Pageantry is about your personality; it is the soft, feminine image of a perfect woman engraved in everyone’s mind. You are supposed to be sweet, gentle, approachable, helpful and beautiful inside and out, a true sweetheart (for lack of a better word). In modelling, though, you are just a hanger – the thinner, the better; the edgier, and the better.
Former African-American supermodel Tyra Banks once said that models are not beautiful, that they are just a bunch of girls with weird features that take good pictures. I would say much the same: that the richest and most successful models in the world right now are weird-looking, long-legged creatures that can bend and break their bodies into impossible shapes during photoshoots – and the edgier, the better. There is a lot of love for my dark-skinned sisters in the industry right now, so more power to you brown-skinned girls. Make us proud!
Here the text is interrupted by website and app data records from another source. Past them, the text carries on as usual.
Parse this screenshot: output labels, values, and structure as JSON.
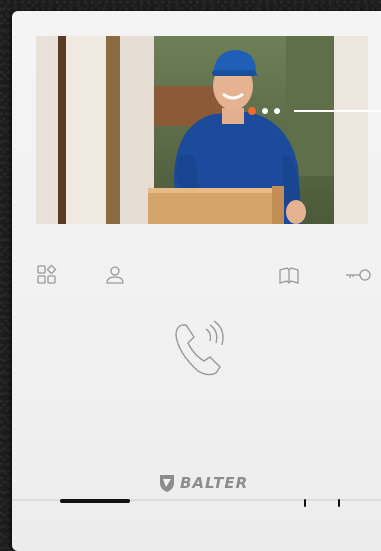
{
  "brand": {
    "name": "BALTER"
  },
  "controls": {
    "menu_icon": "apps-grid-icon",
    "user_icon": "user-icon",
    "book_icon": "book-icon",
    "key_icon": "key-icon",
    "call_icon": "handset-ringing-icon"
  },
  "colors": {
    "panel": "#f2f2f2",
    "icon_gray": "#9a9a9a",
    "accent_orange": "#f26a2e",
    "frame_dark": "#1d1d1d"
  },
  "camera_view": {
    "subject": "delivery-person-with-box",
    "indicator_colors": [
      "#f26a2e",
      "#ffffff",
      "#ffffff"
    ]
  }
}
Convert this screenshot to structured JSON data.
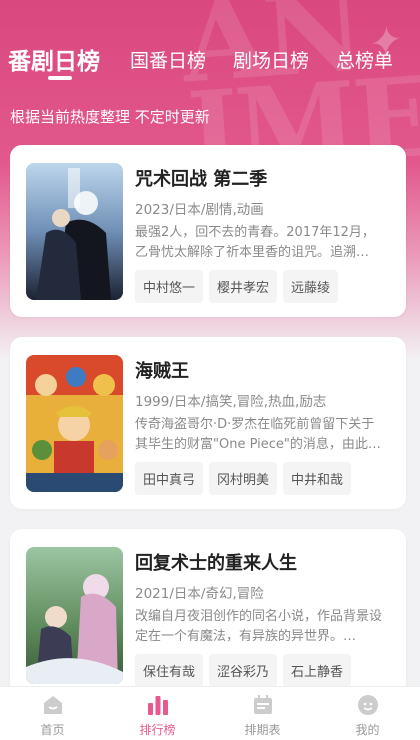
{
  "tabs": [
    {
      "label": "番剧日榜",
      "active": true
    },
    {
      "label": "国番日榜",
      "active": false
    },
    {
      "label": "剧场日榜",
      "active": false
    },
    {
      "label": "总榜单",
      "active": false
    }
  ],
  "subtitle": "根据当前热度整理 不定时更新",
  "items": [
    {
      "title": "咒术回战 第二季",
      "meta": "2023/日本/剧情,动画",
      "desc": "最强2人，回不去的青春。2017年12月，乙骨忧太解除了祈本里香的诅咒。追溯…",
      "cast": [
        "中村悠一",
        "樱井孝宏",
        "远藤绫"
      ]
    },
    {
      "title": "海贼王",
      "meta": "1999/日本/搞笑,冒险,热血,励志",
      "desc": "传奇海盗哥尔·D·罗杰在临死前曾留下关于其毕生的财富\"One Piece\"的消息，由此…",
      "cast": [
        "田中真弓",
        "冈村明美",
        "中井和哉"
      ]
    },
    {
      "title": "回复术士的重来人生",
      "meta": "2021/日本/奇幻,冒险",
      "desc": "改编自月夜泪创作的同名小说，作品背景设定在一个有魔法，有异族的异世界。…",
      "cast": [
        "保住有哉",
        "涩谷彩乃",
        "石上静香"
      ]
    }
  ],
  "bottom_nav": [
    {
      "label": "首页",
      "icon": "home-icon",
      "active": false
    },
    {
      "label": "排行榜",
      "icon": "ranking-icon",
      "active": true
    },
    {
      "label": "排期表",
      "icon": "calendar-icon",
      "active": false
    },
    {
      "label": "我的",
      "icon": "profile-icon",
      "active": false
    }
  ],
  "colors": {
    "accent": "#e8598f",
    "hero_top": "#d9487f",
    "inactive_nav": "#999999"
  }
}
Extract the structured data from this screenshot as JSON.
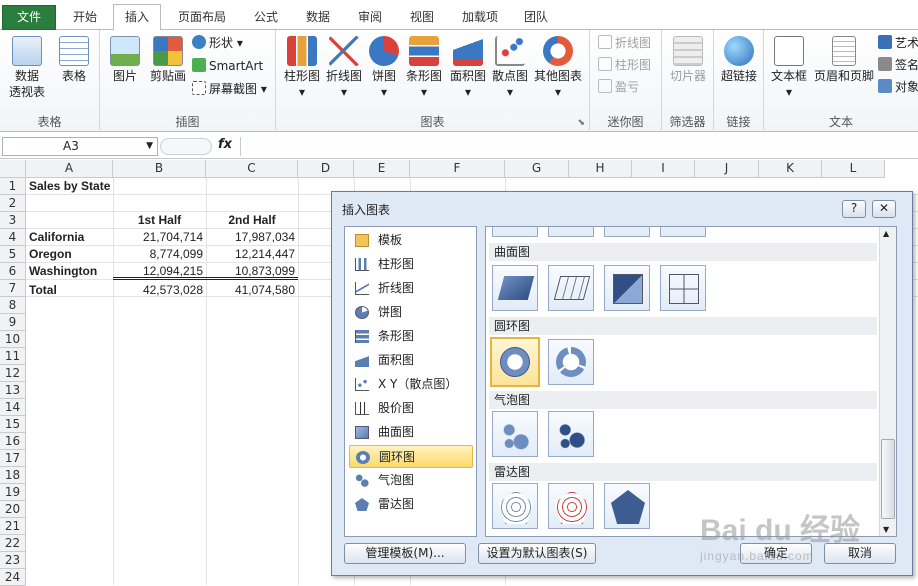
{
  "tabs": [
    "文件",
    "开始",
    "插入",
    "页面布局",
    "公式",
    "数据",
    "审阅",
    "视图",
    "加载项",
    "团队"
  ],
  "ribbon": {
    "groups": [
      "表格",
      "插图",
      "图表",
      "迷你图",
      "筛选器",
      "链接",
      "文本"
    ],
    "buttons": {
      "pivot": "数据",
      "pivot2": "透视表",
      "table": "表格",
      "picture": "图片",
      "clipart": "剪贴画",
      "shapes": "形状",
      "smartart": "SmartArt",
      "screenshot": "屏幕截图",
      "column": "柱形图",
      "line": "折线图",
      "pie": "饼图",
      "bar": "条形图",
      "area": "面积图",
      "scatter": "散点图",
      "other": "其他图表",
      "spark_line": "折线图",
      "spark_column": "柱形图",
      "spark_winloss": "盈亏",
      "slicer": "切片器",
      "hyperlink": "超链接",
      "textbox": "文本框",
      "headerfooter": "页眉和页脚",
      "wordart": "艺术",
      "signature": "签名",
      "object": "对象"
    }
  },
  "formula_bar": {
    "name_box": "A3",
    "fx": "fx",
    "formula": ""
  },
  "columns": [
    "A",
    "B",
    "C",
    "D",
    "E",
    "F",
    "G",
    "H",
    "I",
    "J",
    "K",
    "L"
  ],
  "rows": [
    "1",
    "2",
    "3",
    "4",
    "5",
    "6",
    "7",
    "8",
    "9",
    "10",
    "11",
    "12",
    "13",
    "14",
    "15",
    "16",
    "17",
    "18",
    "19",
    "20",
    "21",
    "22",
    "23",
    "24"
  ],
  "sheet": {
    "title": "Sales by State",
    "header_b": "1st Half",
    "header_c": "2nd Half",
    "data": [
      {
        "state": "California",
        "h1": "21,704,714",
        "h2": "17,987,034"
      },
      {
        "state": "Oregon",
        "h1": "8,774,099",
        "h2": "12,214,447"
      },
      {
        "state": "Washington",
        "h1": "12,094,215",
        "h2": "10,873,099"
      }
    ],
    "total": {
      "label": "Total",
      "h1": "42,573,028",
      "h2": "41,074,580"
    }
  },
  "dialog": {
    "title": "插入图表",
    "help": "?",
    "close": "✕",
    "categories": [
      "模板",
      "柱形图",
      "折线图",
      "饼图",
      "条形图",
      "面积图",
      "X Y（散点图）",
      "股价图",
      "曲面图",
      "圆环图",
      "气泡图",
      "雷达图"
    ],
    "selected_category": "圆环图",
    "sections": [
      "曲面图",
      "圆环图",
      "气泡图",
      "雷达图"
    ],
    "buttons": {
      "manage": "管理模板(M)...",
      "default": "设置为默认图表(S)",
      "ok": "确定",
      "cancel": "取消"
    }
  },
  "watermark": {
    "text": "Bai du 经验",
    "sub": "jingyan.baidu.com"
  }
}
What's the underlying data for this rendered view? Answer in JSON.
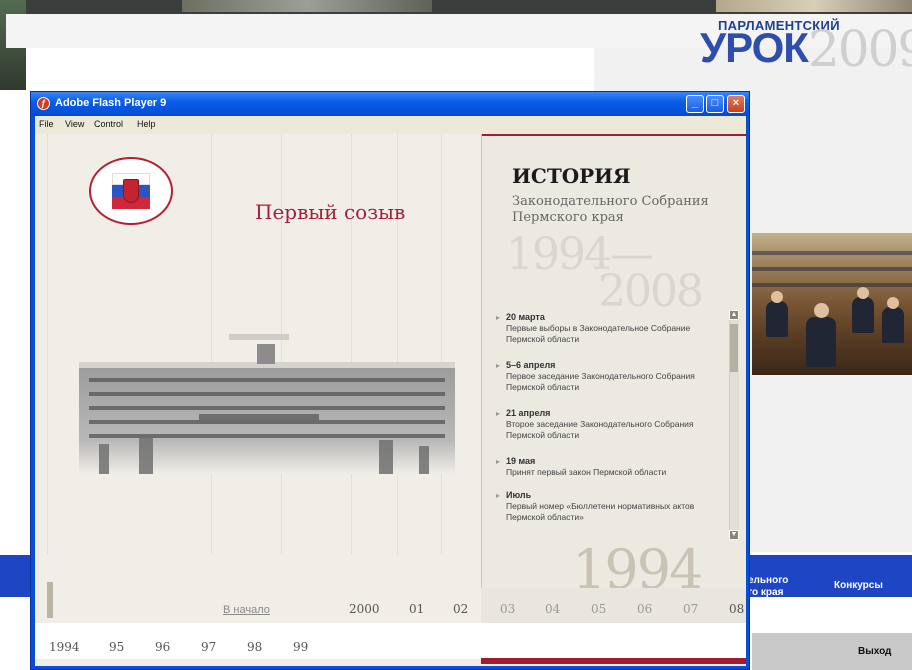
{
  "site": {
    "brand_small": "ПАРЛАМЕНТСКИЙ",
    "brand_big": "УРОК",
    "brand_year": "2009",
    "nav": [
      "ельного",
      "го края",
      "Конкурсы"
    ],
    "exit": "Выход"
  },
  "window": {
    "title": "Adobe Flash Player 9",
    "menu": [
      "File",
      "View",
      "Control",
      "Help"
    ],
    "buttons": {
      "minimize": "_",
      "maximize": "□",
      "close": "×"
    }
  },
  "flash": {
    "heading": "Первый созыв",
    "history": {
      "title": "ИСТОРИЯ",
      "subtitle": "Законодательного Собрания Пермского края",
      "range_start": "1994—",
      "range_end": "2008",
      "events": [
        {
          "date": "20 марта",
          "text": "Первые выборы в Законодательное Собрание Пермской области"
        },
        {
          "date": "5–6 апреля",
          "text": "Первое заседание Законодательного Собрания Пермской области"
        },
        {
          "date": "21 апреля",
          "text": "Второе заседание Законодательного Собрания Пермской области"
        },
        {
          "date": "19 мая",
          "text": "Принят первый закон Пермской области"
        },
        {
          "date": "Июль",
          "text": "Первый номер «Бюллетени нормативных актов Пермской области»"
        }
      ],
      "year_watermark": "1994"
    },
    "timeline": {
      "start_label": "В начало",
      "row1": [
        "2000",
        "01",
        "02",
        "03",
        "04",
        "05",
        "06",
        "07",
        "08"
      ],
      "row2": [
        "1994",
        "95",
        "96",
        "97",
        "98",
        "99"
      ]
    }
  }
}
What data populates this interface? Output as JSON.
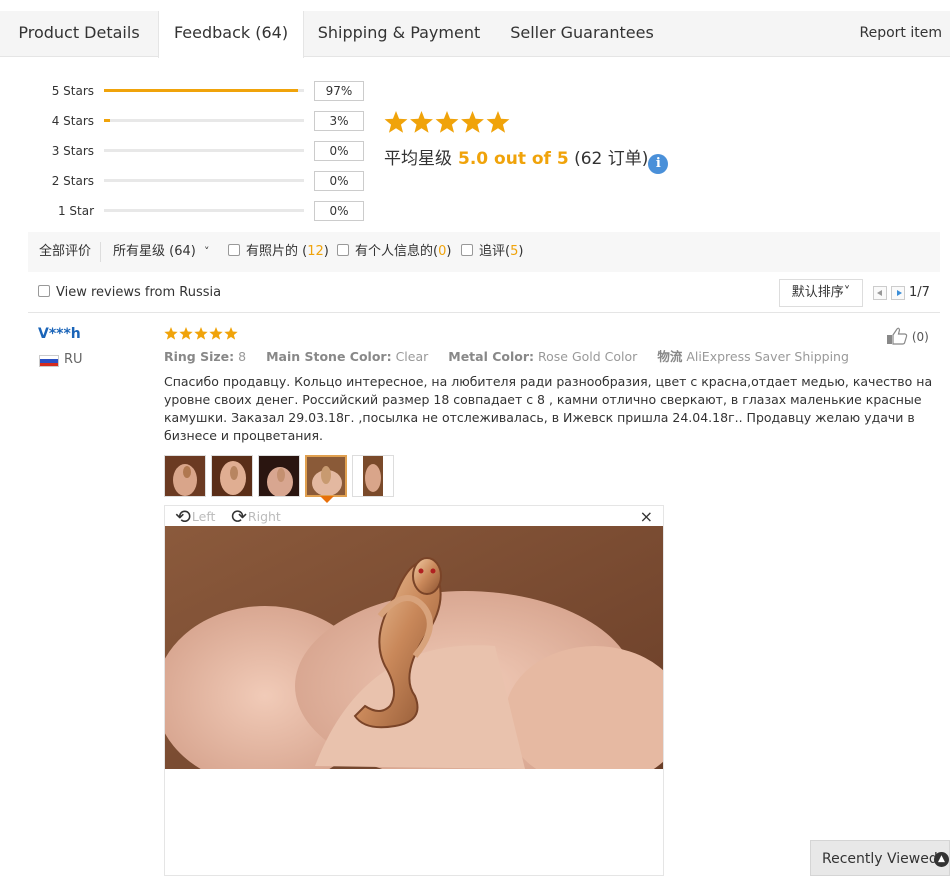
{
  "tabs": [
    {
      "label": "Product Details"
    },
    {
      "label": "Feedback (64)"
    },
    {
      "label": "Shipping & Payment"
    },
    {
      "label": "Seller Guarantees"
    }
  ],
  "report_label": "Report item",
  "histogram": [
    {
      "label": "5 Stars",
      "percent_text": "97%",
      "fill": 0.97
    },
    {
      "label": "4 Stars",
      "percent_text": "3%",
      "fill": 0.03
    },
    {
      "label": "3 Stars",
      "percent_text": "0%",
      "fill": 0
    },
    {
      "label": "2 Stars",
      "percent_text": "0%",
      "fill": 0
    },
    {
      "label": "1 Star",
      "percent_text": "0%",
      "fill": 0
    }
  ],
  "summary": {
    "rating_stars": 5,
    "avg_label": "平均星级",
    "avg_value": "5.0 out of 5",
    "orders": "(62 订单)",
    "info_icon": "i"
  },
  "filters": {
    "all_reviews": "全部评价",
    "all_stars": "所有星级 (64)",
    "chevron": "˅",
    "with_photos_label": "有照片的 (",
    "with_photos_count": "12",
    "with_personal_label": "有个人信息的(",
    "with_personal_count": "0",
    "followup_label": "追评(",
    "followup_count": "5",
    "close_paren": ")"
  },
  "view_russia": "View reviews from Russia",
  "sort_label": "默认排序˅",
  "pager": "1/7",
  "review": {
    "user": "V***h",
    "country": "RU",
    "stars": 5,
    "attributes": [
      {
        "name": "Ring Size:",
        "value": "8"
      },
      {
        "name": "Main Stone Color:",
        "value": "Clear"
      },
      {
        "name": "Metal Color:",
        "value": "Rose Gold Color"
      },
      {
        "name": "物流",
        "value": "AliExpress Saver Shipping"
      }
    ],
    "likes": "(0)",
    "text": "Спасибо продавцу. Кольцо интересное, на любителя ради разнообразия, цвет с красна,отдает медью, качество на уровне своих денег. Российский размер 18 совпадает с 8 , камни отлично сверкают, в глазах маленькие красные камушки. Заказал 29.03.18г. ,посылка не отслеживалась, в Ижевск пришла 24.04.18г.. Продавцу желаю удачи в бизнесе и процветания."
  },
  "viewer": {
    "left_label": "Left",
    "right_label": "Right",
    "close": "×"
  },
  "recently_viewed": "Recently Viewed",
  "colors": {
    "accent": "#f0a30a",
    "link": "#1a64b8",
    "info": "#4a90d9"
  },
  "icons": [
    "rotate-left-icon",
    "rotate-right-icon",
    "close-icon",
    "thumb-up-icon",
    "info-icon",
    "chevron-up-icon",
    "flag-ru-icon"
  ]
}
Tanzania has grand plans with its Vision 2025. How can the fashion industry help facilitate the achievement of the vision?
The fashion industry can make a significant contribution to the realisation of the plans. Fashion can promote unity and a sense of belonging, especially if it borrows elements from our rich array of traditional attires. Growing up in an interracial family, I had to learn both cultures and love both races. My belief is that people exposed to experiencing a number of cultures from an early age become a part of all those experiences and they unknowingly become one with diversity. We, Tanzanians, are a diverse nation home to many tribes and ethnic groups. We can unify ourselves by allowing everyone to see, feel and experience a unique piece of everyone’s culture through fashion.
Do you have plans to establish traditional fashion outfits?
I am not sure about establishing a single line of traditional outfits. We have kept that option open to interpretation for very long because we have always felt that constricting 120+ tribes to a single national outfit, which would most likely heavily lean towards a single culture, would be unfair to the rest of the communities. We have a socialist legacy; we prefer sharing rather than limiting ourselves to one option.
Interview published, with slight editing, courtesy of Sahara Group.